§ **Your objective**: Whenever a line below mentions the word "provider", that line should be copied.

________________________________________

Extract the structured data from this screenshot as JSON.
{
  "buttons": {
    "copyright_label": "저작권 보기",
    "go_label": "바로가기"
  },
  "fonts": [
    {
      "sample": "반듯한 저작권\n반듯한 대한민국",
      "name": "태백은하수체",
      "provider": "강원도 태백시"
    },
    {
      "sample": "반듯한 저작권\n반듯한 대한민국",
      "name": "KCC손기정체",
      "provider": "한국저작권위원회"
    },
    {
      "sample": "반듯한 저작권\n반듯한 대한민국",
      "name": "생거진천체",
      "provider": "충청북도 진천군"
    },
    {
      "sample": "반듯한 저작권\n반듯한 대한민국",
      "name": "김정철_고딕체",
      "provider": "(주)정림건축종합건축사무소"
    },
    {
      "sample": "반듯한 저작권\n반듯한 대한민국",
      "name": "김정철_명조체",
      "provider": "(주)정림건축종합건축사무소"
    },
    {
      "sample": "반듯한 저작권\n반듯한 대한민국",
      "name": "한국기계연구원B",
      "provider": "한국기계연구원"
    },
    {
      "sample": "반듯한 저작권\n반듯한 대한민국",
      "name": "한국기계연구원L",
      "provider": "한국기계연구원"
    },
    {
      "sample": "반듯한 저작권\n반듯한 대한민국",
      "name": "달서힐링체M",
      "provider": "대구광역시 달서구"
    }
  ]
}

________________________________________

§ **Reply**:
      "provider": "강원도 태백시"
      "provider": "한국저작권위원회"
      "provider": "충청북도 진천군"
      "provider": "(주)정림건축종합건축사무소"
      "provider": "(주)정림건축종합건축사무소"
      "provider": "한국기계연구원"
      "provider": "한국기계연구원"
      "provider": "대구광역시 달서구"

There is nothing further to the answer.